If a line in the records below contains "this", copy that line.

### Data for the task
——————

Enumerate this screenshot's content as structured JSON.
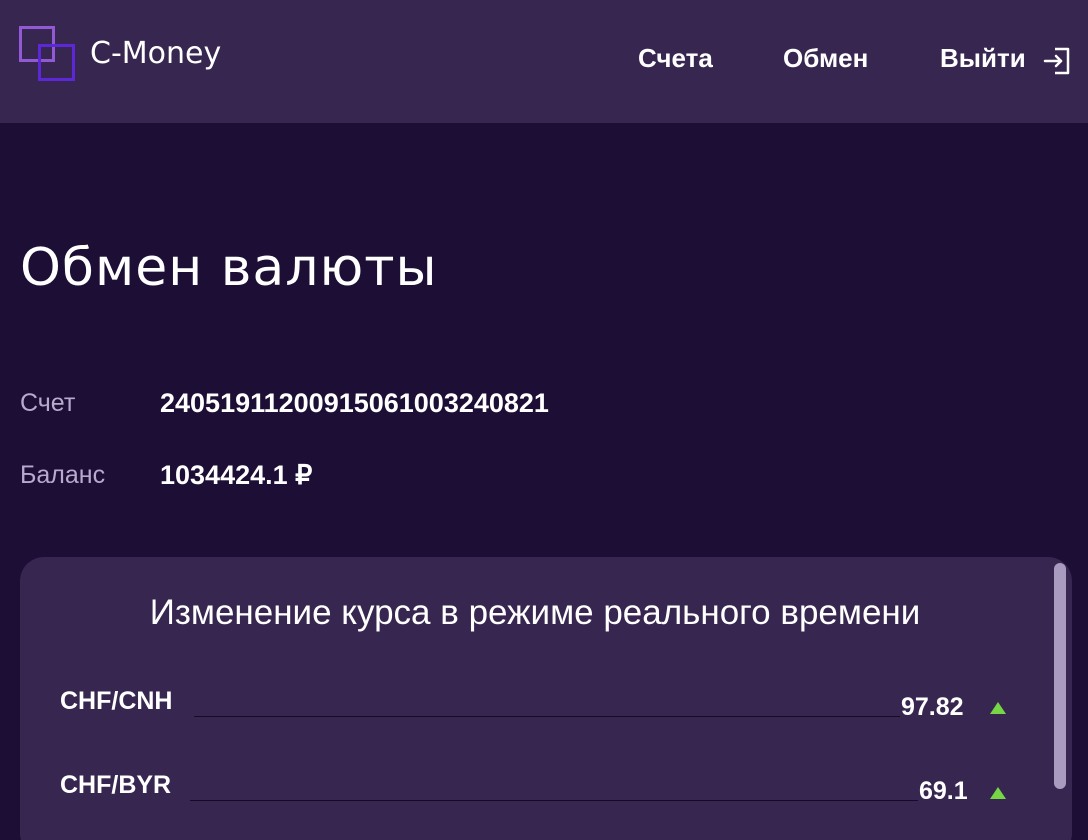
{
  "header": {
    "brand": "C-Money",
    "nav": {
      "accounts": "Счета",
      "exchange": "Обмен",
      "logout": "Выйти"
    }
  },
  "page": {
    "title": "Обмен валюты",
    "account_label": "Счет",
    "account_number": "24051911200915061003240821",
    "balance_label": "Баланс",
    "balance_value": "1034424.1 ₽"
  },
  "rates": {
    "title": "Изменение курса в режиме реального времени",
    "items": [
      {
        "pair": "CHF/CNH",
        "value": "97.82",
        "trend": "up"
      },
      {
        "pair": "CHF/BYR",
        "value": "69.1",
        "trend": "up"
      }
    ]
  },
  "colors": {
    "background": "#1d0e35",
    "header": "#372750",
    "card": "#372750",
    "trend_up": "#76d645",
    "muted_label": "#b8aace"
  },
  "icons": {
    "logo": "two-overlapping-squares",
    "logout": "logout-icon",
    "trend_up": "triangle-up-icon"
  }
}
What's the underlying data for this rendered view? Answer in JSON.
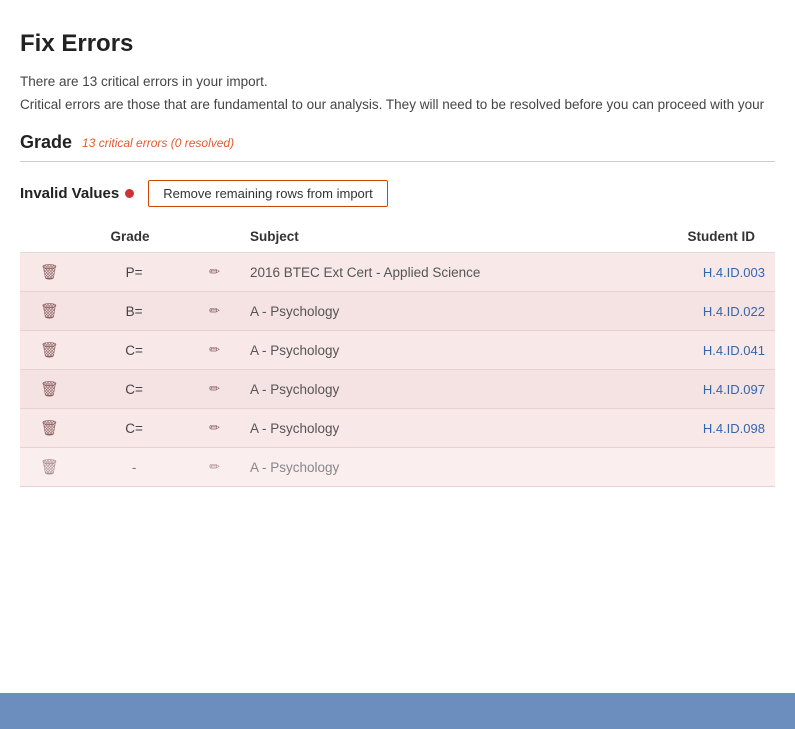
{
  "page": {
    "title": "Fix Errors",
    "description1": "There are 13 critical errors in your import.",
    "description2": "Critical errors are those that are fundamental to our analysis. They will need to be resolved before you can proceed with your",
    "section": {
      "title": "Grade",
      "errors_label": "13 critical errors (0 resolved)"
    },
    "invalid_values_label": "Invalid Values",
    "remove_btn_label": "Remove remaining rows from import",
    "table": {
      "headers": {
        "grade": "Grade",
        "subject": "Subject",
        "student_id": "Student ID"
      },
      "rows": [
        {
          "grade": "P=",
          "subject": "2016 BTEC Ext Cert - Applied Science",
          "student_id": "H.4.ID.003"
        },
        {
          "grade": "B=",
          "subject": "A - Psychology",
          "student_id": "H.4.ID.022"
        },
        {
          "grade": "C=",
          "subject": "A - Psychology",
          "student_id": "H.4.ID.041"
        },
        {
          "grade": "C=",
          "subject": "A - Psychology",
          "student_id": "H.4.ID.097"
        },
        {
          "grade": "C=",
          "subject": "A - Psychology",
          "student_id": "H.4.ID.098"
        },
        {
          "grade": "-",
          "subject": "A - Psychology",
          "student_id": ""
        }
      ]
    }
  }
}
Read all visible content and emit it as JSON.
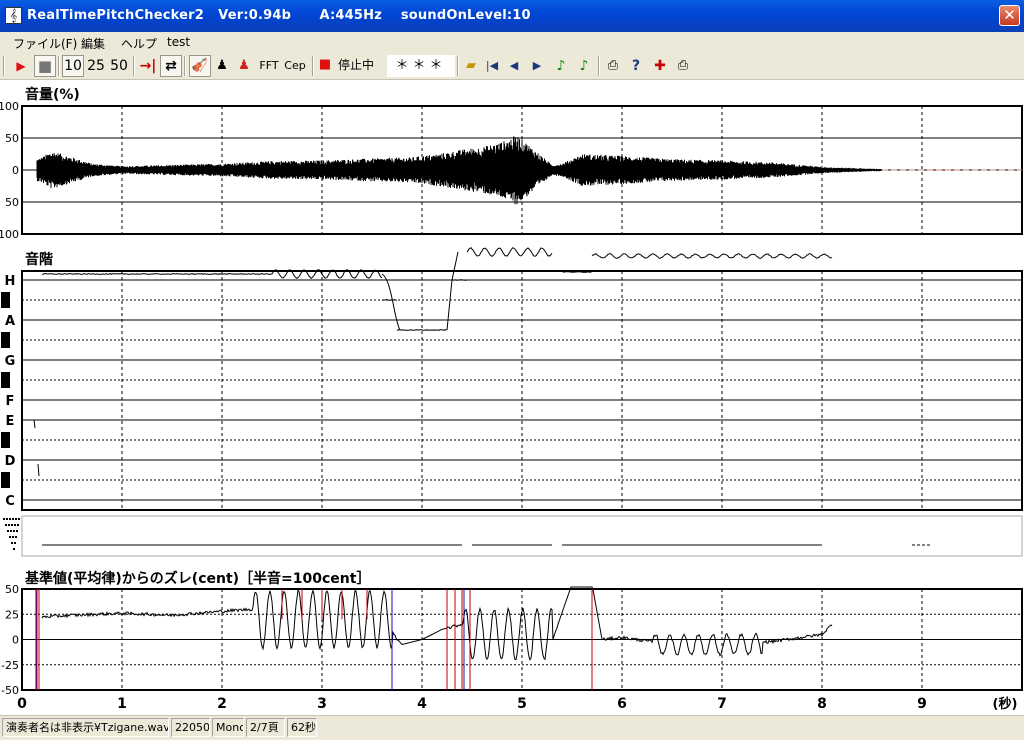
{
  "window": {
    "title": "RealTimePitchChecker2   Ver:0.94b      A:445Hz    soundOnLevel:10",
    "app_icon": "gclef-icon",
    "close_label": "✕"
  },
  "menu": [
    "ファイル(F)",
    "編集",
    "ヘルプ",
    "test"
  ],
  "toolbar": {
    "play_icon": "▶",
    "stop_icon": "■",
    "range10": "10",
    "range25": "25",
    "range50": "50",
    "fft_label": "FFT",
    "cep_label": "Cep",
    "state_label": "停止中",
    "note_display": "＊＊＊"
  },
  "panels": {
    "volume_title": "音量(%)",
    "pitch_title": "音階",
    "dev_title": "基準値(平均律)からのズレ(cent)［半音=100cent］"
  },
  "volume_axis": [
    "100",
    "50",
    "0",
    "50",
    "100"
  ],
  "note_labels": [
    "H",
    "A",
    "G",
    "F",
    "E",
    "D",
    "C"
  ],
  "dev_axis": [
    "50",
    "25",
    "0",
    "-25",
    "-50"
  ],
  "time_axis": {
    "ticks": [
      "0",
      "1",
      "2",
      "3",
      "4",
      "5",
      "6",
      "7",
      "8",
      "9"
    ],
    "unit": "(秒)"
  },
  "statusbar": {
    "file": "演奏者名は非表示¥Tzigane.wav",
    "rate": "22050",
    "channel": "Mono",
    "page": "2/7頁",
    "length": "62秒"
  },
  "chart_data": [
    {
      "type": "area",
      "title": "音量(%)",
      "x_unit": "seconds",
      "xlim": [
        0,
        10
      ],
      "ylim": [
        -100,
        100
      ],
      "envelope_x": [
        0,
        0.1,
        0.2,
        0.3,
        0.5,
        0.7,
        1.0,
        1.5,
        2.0,
        2.5,
        3.0,
        3.5,
        3.9,
        4.2,
        4.4,
        4.6,
        4.8,
        4.95,
        5.1,
        5.3,
        5.4,
        5.6,
        5.8,
        6.0,
        6.5,
        7.0,
        7.5,
        8.0,
        8.5,
        9.0,
        10.0
      ],
      "envelope_y": [
        5,
        15,
        20,
        30,
        20,
        10,
        6,
        8,
        10,
        14,
        15,
        18,
        20,
        26,
        32,
        36,
        44,
        55,
        35,
        8,
        10,
        25,
        24,
        22,
        17,
        15,
        12,
        5,
        2,
        1,
        1
      ]
    },
    {
      "type": "line",
      "title": "音階",
      "x_unit": "seconds",
      "xlim": [
        0,
        10
      ],
      "y_categories": [
        "C",
        "D",
        "E",
        "F",
        "G",
        "A",
        "H"
      ],
      "segments": [
        {
          "x": [
            0.2,
            2.5
          ],
          "note": 6.15,
          "vibrato": 0
        },
        {
          "x": [
            2.5,
            3.6
          ],
          "note": 6.15,
          "vibrato": 0.1
        },
        {
          "x": [
            3.6,
            3.75
          ],
          "note": 5.5,
          "vibrato": 0
        },
        {
          "x": [
            3.75,
            4.25
          ],
          "note": 4.75,
          "vibrato": 0
        },
        {
          "x": [
            4.3,
            4.45
          ],
          "note": 6.0,
          "vibrato": 0
        },
        {
          "x": [
            4.45,
            5.3
          ],
          "note": 6.7,
          "vibrato": 0.1
        },
        {
          "x": [
            5.4,
            5.7
          ],
          "note": 6.2,
          "vibrato": 0
        },
        {
          "x": [
            5.7,
            8.1
          ],
          "note": 6.6,
          "vibrato": 0.05
        }
      ]
    },
    {
      "type": "line",
      "title": "基準値(平均律)からのズレ(cent)［半音=100cent］",
      "x_unit": "seconds",
      "xlim": [
        0,
        10
      ],
      "ylim": [
        -50,
        50
      ],
      "points_x": [
        0.15,
        0.5,
        1.0,
        1.5,
        2.0,
        2.3,
        2.6,
        3.0,
        3.5,
        3.8,
        4.0,
        4.2,
        4.6,
        5.0,
        5.3,
        5.5,
        5.7,
        5.8,
        6.0,
        6.5,
        7.0,
        7.5,
        8.0,
        8.1
      ],
      "points_y": [
        22,
        24,
        26,
        24,
        28,
        30,
        35,
        32,
        30,
        -5,
        0,
        10,
        20,
        5,
        -2,
        55,
        55,
        0,
        2,
        -5,
        -5,
        -2,
        5,
        15
      ],
      "vibrato_ranges": [
        {
          "x": [
            2.3,
            3.7
          ],
          "amp": 28,
          "mid": 20
        },
        {
          "x": [
            4.4,
            5.3
          ],
          "amp": 25,
          "mid": 5
        },
        {
          "x": [
            6.3,
            7.4
          ],
          "amp": 10,
          "mid": -5
        }
      ]
    }
  ]
}
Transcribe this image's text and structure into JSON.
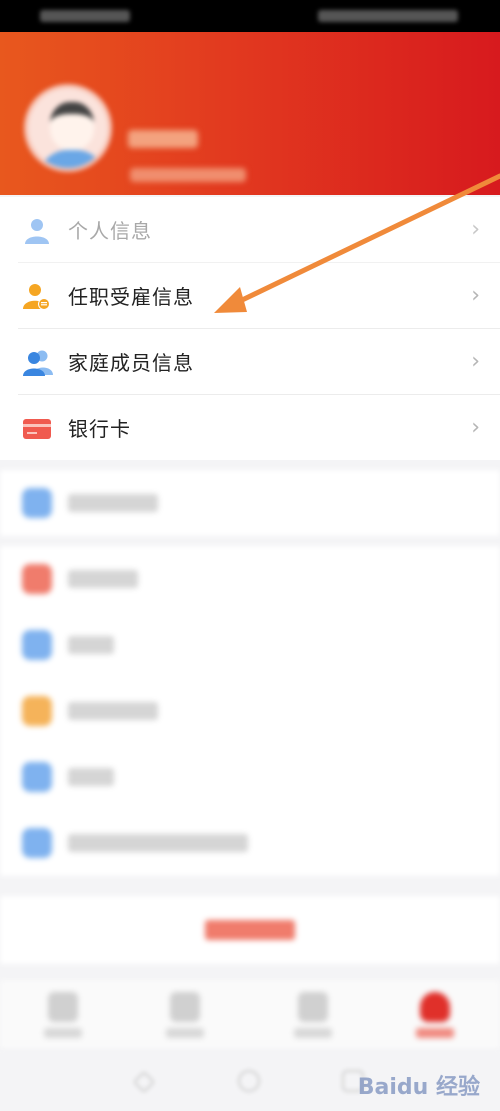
{
  "profile_menu": {
    "items": [
      {
        "label": "个人信息",
        "icon": "person-icon"
      },
      {
        "label": "任职受雇信息",
        "icon": "employee-badge-icon"
      },
      {
        "label": "家庭成员信息",
        "icon": "family-icon"
      },
      {
        "label": "银行卡",
        "icon": "bank-card-icon"
      }
    ],
    "chevron": "›"
  },
  "watermark": "Baidu 经验",
  "colors": {
    "header_start": "#e8581e",
    "header_end": "#d71a1e",
    "arrow": "#f08a3a",
    "icon_orange": "#f5a623",
    "icon_blue": "#4a90e2",
    "icon_red": "#f05a4f"
  }
}
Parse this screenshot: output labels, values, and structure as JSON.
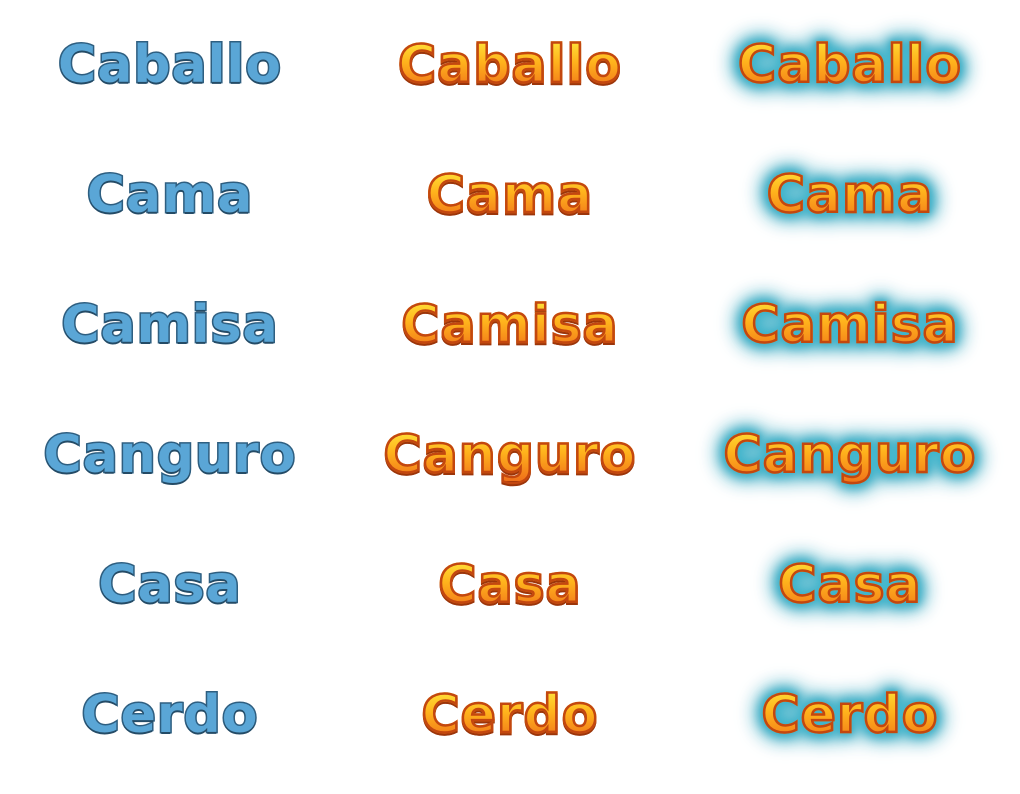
{
  "words": [
    "Caballo",
    "Cama",
    "Camisa",
    "Canguro",
    "Casa",
    "Cerdo"
  ],
  "colors": {
    "blue_fill": "#5aa6d6",
    "blue_outline": "#2f5f80",
    "orange_top": "#ffe63a",
    "orange_bottom": "#f0701a",
    "orange_outline": "#c3470f",
    "glow": "#3ab4cc"
  }
}
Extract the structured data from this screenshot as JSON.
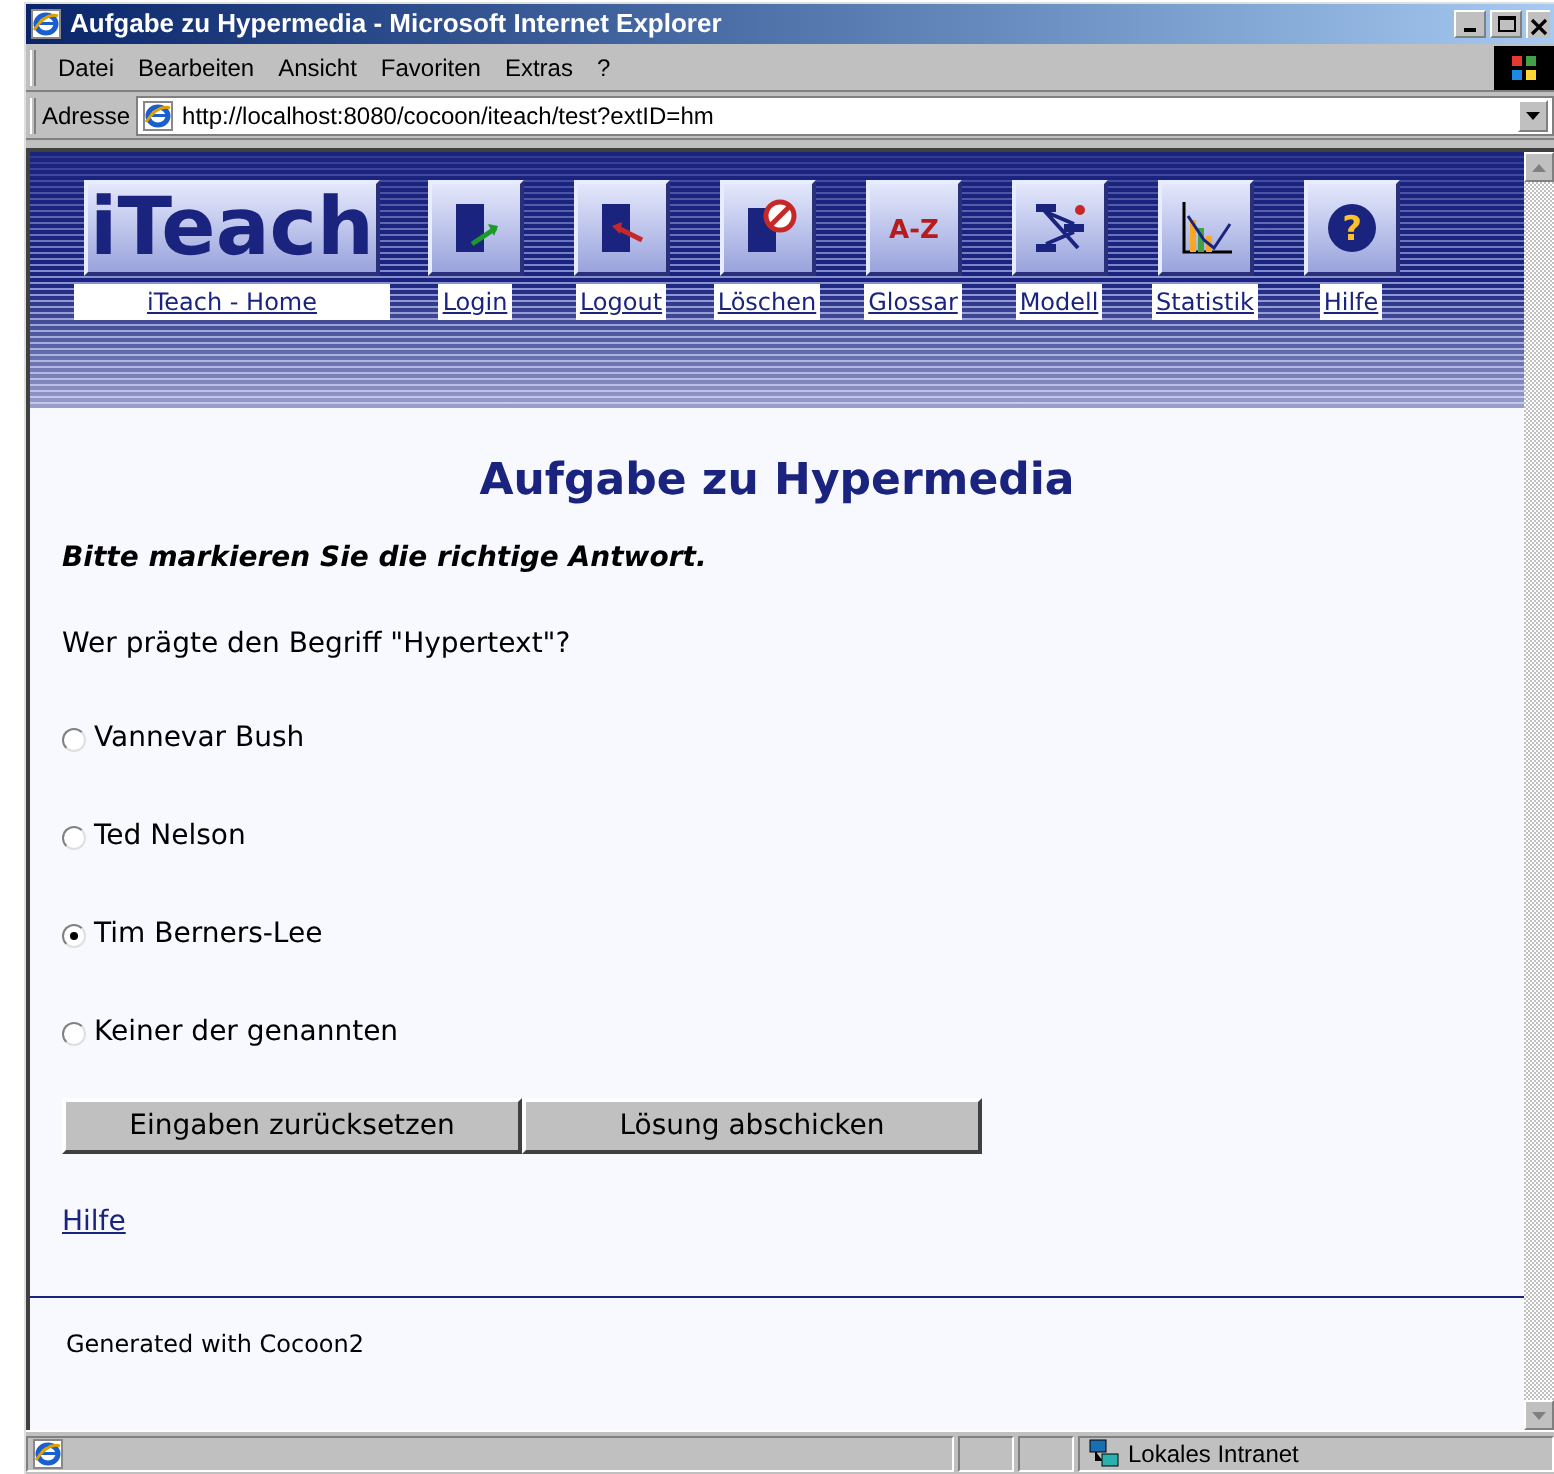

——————

### Solved problem
Enumerate this screenshot's content as structured JSON.
What's the underlying data for this rendered view? Answer in JSON.
Transcribe this image's text and structure into JSON.
Parse this screenshot: output labels, values, and structure as JSON.
Extract the structured data from this screenshot as JSON.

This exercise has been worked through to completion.